Canadian-based Tag Oil is on the verge of its most diverse oil and gas drilling campaign in New Zealand, worth about C$45 million (NZ$54m) to Tag alone and C$60m (NZ$72m) including joint venture partners.
Tag is aiming to step up to target some higher-risk and higher-reward wells, to bring it into the league of big players like Todd Energy and Shell in New Zealand.
Tag plans to drill 12 wells in coming months, most in Taranaki, starting this weekend, and one at least on the East Coast, north of Gisborne, later, pending council consent.
Over the course of the financial year, Tag plans to drill nine conventional wells across three permits in Taranaki in a joint venture with East West Petroleum. Tag will also drill at least two deep wells, Cardiff and Heatseeker, which it holds alone.
The campaign starts this weekend at Tag's Cheal E-1 site near Stratford where it will drill up to five wells.
Tag will drill a deep gas well at Cardiff-3, starting in mid-September, and another three wells will be drilled at Cheal-G, by which time the company will have three rigs working at once.
Tag's chief operating officer, Drew Cadenhead, said that in the past it had drilled $3m wells in Taranaki, but new wells at Cardiff and Heatseeker would be much deeper, up to 5000 metres and much more expensive, at about $15m each.
But with the higher risk, Tag expected higher reward.
Because the prospects were deep but in low permeability structures, Tag would use fracking "to ensure economic success", Cadenhead said.
Fracking was also used by other deep gas producers in Taranaki, including Shell, STOS, Todd and Greymouth.
The controversial process of hydraulic fracturing, or "fracking", involves injecting fluid deep underground, to break open rocks to help release oil and gas.
Anti-fracking protesters have voiced their concerns about the process in Dannevirke, where Tag recently drilled an exploration well.
The 12 new exploration wells will be funded by Tag's cashflow of C$3m to C$4m a month from its existing production and it has about C$60m in the bank.
That "allows us to step up with the big boys like Todd [Energy] and Shell targeting these home run swings", Cadenhead said.
A "home run" on a deep gas well would materially change the company's balance sheet and could see its net present value double or triple with any of the big prospects.
"It's not unfathomable," he said.
At the low estimate Cardiff could hold 8 million barrels of oil and 137.3 billion cubic feet of gas (Bcf).
Past unsuccessful drilling showed there was gas in Cardiff, but it remained a question of how fast they could get it out using the latest technology of fracking and horizontal drilling.
Heatseeker could hold potential resources estimated at 83.1Bcf.

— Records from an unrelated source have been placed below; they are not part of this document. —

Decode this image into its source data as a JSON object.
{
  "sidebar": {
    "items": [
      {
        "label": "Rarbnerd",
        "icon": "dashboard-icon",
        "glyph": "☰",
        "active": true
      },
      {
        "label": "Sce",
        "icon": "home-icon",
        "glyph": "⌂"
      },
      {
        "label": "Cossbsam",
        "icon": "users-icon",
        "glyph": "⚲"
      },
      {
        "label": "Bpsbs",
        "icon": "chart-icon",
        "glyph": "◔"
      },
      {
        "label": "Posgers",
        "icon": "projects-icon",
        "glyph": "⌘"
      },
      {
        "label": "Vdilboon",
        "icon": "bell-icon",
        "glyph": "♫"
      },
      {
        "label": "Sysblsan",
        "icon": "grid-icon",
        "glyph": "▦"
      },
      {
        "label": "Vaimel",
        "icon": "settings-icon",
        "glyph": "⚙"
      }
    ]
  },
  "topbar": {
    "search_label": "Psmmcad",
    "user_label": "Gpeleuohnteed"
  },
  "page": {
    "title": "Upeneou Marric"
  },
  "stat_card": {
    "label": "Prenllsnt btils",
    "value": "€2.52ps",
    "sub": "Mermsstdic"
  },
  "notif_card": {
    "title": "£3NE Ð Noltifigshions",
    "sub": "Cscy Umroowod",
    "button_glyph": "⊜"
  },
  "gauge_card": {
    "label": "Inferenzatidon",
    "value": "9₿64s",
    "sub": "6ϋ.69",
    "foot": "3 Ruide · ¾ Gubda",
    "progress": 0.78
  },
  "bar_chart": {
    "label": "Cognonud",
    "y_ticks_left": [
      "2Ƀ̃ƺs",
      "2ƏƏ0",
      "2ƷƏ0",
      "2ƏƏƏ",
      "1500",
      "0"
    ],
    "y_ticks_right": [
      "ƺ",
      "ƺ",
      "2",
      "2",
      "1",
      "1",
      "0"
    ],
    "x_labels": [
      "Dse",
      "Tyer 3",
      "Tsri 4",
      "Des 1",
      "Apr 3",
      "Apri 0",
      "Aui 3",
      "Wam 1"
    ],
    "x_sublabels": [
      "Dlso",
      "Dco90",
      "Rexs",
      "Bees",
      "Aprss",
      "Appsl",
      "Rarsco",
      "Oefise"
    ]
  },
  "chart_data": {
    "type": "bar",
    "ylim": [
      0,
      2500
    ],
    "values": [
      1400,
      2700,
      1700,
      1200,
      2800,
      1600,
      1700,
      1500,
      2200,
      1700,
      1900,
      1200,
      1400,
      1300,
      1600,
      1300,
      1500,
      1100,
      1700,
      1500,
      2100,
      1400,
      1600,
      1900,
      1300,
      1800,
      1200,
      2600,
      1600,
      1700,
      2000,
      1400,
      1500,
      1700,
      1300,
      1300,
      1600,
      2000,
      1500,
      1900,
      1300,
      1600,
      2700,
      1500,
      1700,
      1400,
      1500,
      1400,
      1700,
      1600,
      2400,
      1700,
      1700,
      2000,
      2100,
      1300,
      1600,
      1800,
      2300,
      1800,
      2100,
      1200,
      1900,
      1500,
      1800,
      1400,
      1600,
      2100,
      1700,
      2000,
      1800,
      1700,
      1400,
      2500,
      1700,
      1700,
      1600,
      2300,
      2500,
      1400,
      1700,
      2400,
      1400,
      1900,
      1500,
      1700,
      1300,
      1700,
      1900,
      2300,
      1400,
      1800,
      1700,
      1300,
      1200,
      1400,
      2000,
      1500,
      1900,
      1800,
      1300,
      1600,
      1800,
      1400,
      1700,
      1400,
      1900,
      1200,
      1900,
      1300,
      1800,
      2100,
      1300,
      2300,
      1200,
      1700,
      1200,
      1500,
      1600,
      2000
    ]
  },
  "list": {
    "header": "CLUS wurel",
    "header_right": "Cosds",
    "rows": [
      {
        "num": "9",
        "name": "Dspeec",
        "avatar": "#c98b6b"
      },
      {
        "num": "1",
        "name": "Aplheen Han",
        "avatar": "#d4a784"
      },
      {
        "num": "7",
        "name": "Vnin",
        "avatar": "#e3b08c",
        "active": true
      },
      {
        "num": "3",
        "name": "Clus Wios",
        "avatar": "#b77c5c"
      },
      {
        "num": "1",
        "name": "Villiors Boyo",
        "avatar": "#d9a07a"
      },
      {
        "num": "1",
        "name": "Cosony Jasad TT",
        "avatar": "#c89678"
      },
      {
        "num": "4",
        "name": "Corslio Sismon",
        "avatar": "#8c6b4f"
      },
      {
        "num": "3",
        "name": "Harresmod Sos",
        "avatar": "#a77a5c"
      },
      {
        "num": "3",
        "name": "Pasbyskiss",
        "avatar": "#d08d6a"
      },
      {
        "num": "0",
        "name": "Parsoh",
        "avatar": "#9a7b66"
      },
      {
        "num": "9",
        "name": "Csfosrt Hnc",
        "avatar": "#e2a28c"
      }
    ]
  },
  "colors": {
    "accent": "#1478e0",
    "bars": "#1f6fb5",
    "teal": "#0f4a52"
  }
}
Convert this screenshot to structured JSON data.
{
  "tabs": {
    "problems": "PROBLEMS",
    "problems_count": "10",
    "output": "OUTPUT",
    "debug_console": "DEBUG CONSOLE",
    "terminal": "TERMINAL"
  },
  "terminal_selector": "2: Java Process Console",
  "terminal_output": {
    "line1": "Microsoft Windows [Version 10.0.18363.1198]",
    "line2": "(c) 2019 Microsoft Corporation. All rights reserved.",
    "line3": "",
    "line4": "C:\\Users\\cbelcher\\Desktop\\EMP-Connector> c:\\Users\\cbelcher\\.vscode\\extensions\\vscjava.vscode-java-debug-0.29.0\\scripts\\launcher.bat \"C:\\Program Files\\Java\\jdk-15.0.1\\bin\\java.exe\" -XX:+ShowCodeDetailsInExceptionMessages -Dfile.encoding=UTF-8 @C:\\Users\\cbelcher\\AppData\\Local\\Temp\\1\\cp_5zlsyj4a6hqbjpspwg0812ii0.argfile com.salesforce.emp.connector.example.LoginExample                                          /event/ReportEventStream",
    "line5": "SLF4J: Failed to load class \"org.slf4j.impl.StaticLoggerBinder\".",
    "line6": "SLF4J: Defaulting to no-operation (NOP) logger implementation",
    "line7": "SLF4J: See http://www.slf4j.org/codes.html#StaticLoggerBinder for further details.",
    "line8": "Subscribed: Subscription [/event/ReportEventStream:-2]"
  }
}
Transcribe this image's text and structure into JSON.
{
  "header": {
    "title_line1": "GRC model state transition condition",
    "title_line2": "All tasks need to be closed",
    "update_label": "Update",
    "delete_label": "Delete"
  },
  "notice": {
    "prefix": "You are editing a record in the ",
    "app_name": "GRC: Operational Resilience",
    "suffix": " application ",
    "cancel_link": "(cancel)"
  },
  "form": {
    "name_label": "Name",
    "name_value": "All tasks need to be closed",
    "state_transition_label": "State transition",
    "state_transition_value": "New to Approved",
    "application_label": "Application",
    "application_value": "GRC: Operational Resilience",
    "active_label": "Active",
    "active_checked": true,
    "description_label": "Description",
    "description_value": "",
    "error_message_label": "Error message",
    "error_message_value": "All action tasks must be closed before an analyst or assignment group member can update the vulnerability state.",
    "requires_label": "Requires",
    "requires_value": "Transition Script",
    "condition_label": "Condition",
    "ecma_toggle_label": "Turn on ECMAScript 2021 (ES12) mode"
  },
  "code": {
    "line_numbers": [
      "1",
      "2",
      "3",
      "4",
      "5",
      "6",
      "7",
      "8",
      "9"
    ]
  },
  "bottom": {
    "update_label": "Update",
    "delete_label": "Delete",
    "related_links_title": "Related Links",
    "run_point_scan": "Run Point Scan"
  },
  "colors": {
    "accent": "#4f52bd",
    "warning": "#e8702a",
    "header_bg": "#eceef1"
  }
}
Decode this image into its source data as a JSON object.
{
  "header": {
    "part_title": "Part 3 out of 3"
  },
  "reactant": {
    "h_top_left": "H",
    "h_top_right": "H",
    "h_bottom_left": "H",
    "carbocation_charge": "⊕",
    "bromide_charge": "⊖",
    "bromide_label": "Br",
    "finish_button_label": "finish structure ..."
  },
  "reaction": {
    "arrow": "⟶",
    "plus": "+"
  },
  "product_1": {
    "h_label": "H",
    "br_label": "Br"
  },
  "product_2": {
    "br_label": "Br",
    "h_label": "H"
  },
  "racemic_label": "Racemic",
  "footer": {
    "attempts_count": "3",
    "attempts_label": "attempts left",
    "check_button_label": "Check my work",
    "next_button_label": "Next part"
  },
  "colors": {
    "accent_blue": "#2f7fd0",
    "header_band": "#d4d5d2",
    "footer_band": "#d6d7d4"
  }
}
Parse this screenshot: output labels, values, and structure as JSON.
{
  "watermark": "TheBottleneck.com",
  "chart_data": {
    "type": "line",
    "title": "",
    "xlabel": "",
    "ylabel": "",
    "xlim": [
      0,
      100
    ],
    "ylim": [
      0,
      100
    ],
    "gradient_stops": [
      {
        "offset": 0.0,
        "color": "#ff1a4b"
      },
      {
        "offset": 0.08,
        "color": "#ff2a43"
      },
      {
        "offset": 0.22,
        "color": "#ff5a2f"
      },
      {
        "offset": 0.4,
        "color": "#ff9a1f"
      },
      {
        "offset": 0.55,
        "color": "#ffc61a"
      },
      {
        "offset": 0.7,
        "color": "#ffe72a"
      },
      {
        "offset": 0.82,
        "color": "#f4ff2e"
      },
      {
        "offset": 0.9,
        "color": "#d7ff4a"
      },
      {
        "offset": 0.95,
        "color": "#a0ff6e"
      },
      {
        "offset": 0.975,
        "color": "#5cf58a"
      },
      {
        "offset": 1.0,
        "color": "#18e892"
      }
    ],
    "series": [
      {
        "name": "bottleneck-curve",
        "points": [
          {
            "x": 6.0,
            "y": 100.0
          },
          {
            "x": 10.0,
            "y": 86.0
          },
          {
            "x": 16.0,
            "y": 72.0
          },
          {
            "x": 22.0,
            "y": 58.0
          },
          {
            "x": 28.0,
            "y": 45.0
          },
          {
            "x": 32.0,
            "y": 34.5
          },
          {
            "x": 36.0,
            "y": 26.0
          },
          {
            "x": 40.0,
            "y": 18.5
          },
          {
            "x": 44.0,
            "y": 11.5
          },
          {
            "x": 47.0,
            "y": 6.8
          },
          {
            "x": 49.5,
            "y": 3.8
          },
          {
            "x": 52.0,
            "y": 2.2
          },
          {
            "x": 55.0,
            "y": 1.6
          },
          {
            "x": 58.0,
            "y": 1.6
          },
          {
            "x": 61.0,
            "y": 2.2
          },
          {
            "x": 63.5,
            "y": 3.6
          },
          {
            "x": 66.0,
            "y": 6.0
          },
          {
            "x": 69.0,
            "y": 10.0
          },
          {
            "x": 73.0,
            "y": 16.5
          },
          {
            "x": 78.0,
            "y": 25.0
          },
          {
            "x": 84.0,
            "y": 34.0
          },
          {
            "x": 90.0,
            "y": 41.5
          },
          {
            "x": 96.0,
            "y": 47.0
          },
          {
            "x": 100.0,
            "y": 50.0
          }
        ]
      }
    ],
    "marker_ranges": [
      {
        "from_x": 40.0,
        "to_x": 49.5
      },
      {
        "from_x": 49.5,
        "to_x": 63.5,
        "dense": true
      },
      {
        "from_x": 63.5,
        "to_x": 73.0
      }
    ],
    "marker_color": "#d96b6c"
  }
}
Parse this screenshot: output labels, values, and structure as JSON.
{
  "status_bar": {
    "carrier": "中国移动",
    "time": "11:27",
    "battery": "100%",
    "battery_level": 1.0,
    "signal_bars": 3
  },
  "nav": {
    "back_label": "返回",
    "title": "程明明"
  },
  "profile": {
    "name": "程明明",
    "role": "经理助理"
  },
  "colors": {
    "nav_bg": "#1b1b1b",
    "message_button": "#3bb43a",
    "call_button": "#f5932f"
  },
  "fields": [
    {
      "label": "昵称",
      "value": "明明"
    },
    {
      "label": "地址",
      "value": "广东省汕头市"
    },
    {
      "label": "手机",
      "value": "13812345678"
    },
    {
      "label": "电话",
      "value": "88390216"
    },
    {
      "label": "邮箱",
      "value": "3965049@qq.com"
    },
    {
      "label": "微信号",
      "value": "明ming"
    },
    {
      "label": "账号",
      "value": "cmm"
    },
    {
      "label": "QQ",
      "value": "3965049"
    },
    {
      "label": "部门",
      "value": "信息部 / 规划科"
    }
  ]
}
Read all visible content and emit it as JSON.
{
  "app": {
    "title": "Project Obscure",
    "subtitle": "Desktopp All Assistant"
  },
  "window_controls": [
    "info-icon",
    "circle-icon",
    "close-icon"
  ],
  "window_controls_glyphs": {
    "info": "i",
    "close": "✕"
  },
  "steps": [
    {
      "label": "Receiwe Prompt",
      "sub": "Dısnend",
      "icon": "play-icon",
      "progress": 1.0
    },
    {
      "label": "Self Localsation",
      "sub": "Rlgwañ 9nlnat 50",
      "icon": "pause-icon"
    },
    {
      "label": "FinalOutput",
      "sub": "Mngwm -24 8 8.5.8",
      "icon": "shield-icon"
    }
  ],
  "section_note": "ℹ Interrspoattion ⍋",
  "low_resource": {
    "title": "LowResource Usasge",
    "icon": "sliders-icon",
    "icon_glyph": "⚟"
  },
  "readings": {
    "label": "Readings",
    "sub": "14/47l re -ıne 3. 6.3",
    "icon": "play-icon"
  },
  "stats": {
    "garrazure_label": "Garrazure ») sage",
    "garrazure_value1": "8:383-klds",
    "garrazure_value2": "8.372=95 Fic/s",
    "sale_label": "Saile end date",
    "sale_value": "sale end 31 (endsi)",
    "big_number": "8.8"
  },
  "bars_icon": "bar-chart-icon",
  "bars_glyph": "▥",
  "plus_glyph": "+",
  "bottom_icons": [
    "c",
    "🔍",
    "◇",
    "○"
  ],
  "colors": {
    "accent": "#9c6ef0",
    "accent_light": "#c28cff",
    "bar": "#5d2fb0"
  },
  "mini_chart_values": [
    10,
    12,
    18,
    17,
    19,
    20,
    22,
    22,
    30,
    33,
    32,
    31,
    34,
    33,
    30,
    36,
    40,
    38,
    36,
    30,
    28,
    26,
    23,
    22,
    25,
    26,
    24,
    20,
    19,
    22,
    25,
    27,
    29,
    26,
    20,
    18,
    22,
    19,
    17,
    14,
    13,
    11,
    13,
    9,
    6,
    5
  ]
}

On the East Coast, Tag is seeking a non-notified Gisborne District Council consent to drill a well at its Waitangi Permit, called Punawai-1. An East Coast iwi group is looking at legal action and street protests at a lack of consultation with Maori over the planned exploration well north of Gisborne.
Tag will not know if the wells will need fracking until they are drilled. And it could take three to five years to develop an economically successful project.
Meanwhile, Tag's oil and gas wells in Taranaki produced revenues of C$14.7m (NZ$17.7m) in the June quarter, up from C$11.8m (NZ$14m) last year.
The company said daily average production was up 39 per cent in the June quarter, compared with the final quarter of the last financial year.
Tag Oil reported net income of C$4.4 million (NZ$4.9m) for June quarter, down about C$1m (NZ$1.2m) from the same period last year, as oil prices fell.
- © Fairfax NZ News